Geovanis was born in Brockton, Massachusetts. He received a bachelors degree in economics from the Wharton School and a Master of Arts in International Affairs from the University of Pennsylvania. He became a Russian citizen in 2014.

Trump-Russia Investigation[edit]

Geovanis has worked closely with Oleg Deripaska, a Russian businessman with strong ties to Russian President Vladimir Putin, and with Paul Manafort, a former head of Donald Trump's 2016 campaign committee.

Geovanis helped organize a visit by future US President Donald Trump to Moscow in 1996. Trump by that time had been pursuing the goal of building a Trump Tower in Moscow.
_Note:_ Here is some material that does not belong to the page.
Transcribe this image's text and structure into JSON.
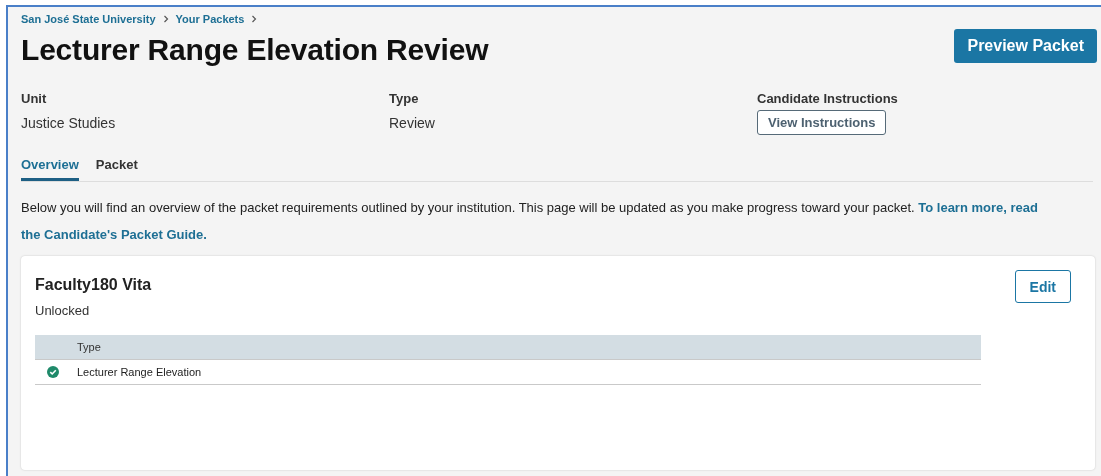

Geovanis at the time worked for real estate company, the Brooke Group (now Vector Group), owned by Bennett LeBow and Howard Lorber. Both LeBow and Lorber later made large donations to Trump's presidential campaign. Geovanis acted as guide for Trump, showing him the potential building site and the surrounding neighborhoods.

Geovanis was on the board of the Russian power utility UES as it was privatized in 2007-2008.[3]

In 2017, after working on several other businesses in Russia, Geovanis again worked for Bennett LeBow's Somerset Coal company.

In February 2019, CNN reported that a witness, in written testimony to the Senate Intel Committee, stated that Geovanis may hold key information showing that the Russian government holds embarrassing photos or other information on President Trump gathered during his 1996 visit.[1]

See also[edit]

References[edit]

  1. ^ a b Ross, Jamie (2019-02-21). "Senate Investigators Chasing Moscow-Based Former Trump Ally: CNN". The Daily Beast. Retrieved 2019-02-21.
  2. ^ Santos, Nina dos (February 21, 2019). "Senate investigators pursue Moscow-based former Trump associate". CNN. Retrieved 2019-02-21.
  3. ^ Craig Mellow. Medvedev's Team: How a Group of Reformers Hope to Revitalize Russia's Economy. Institutional Investor, December 20, 2010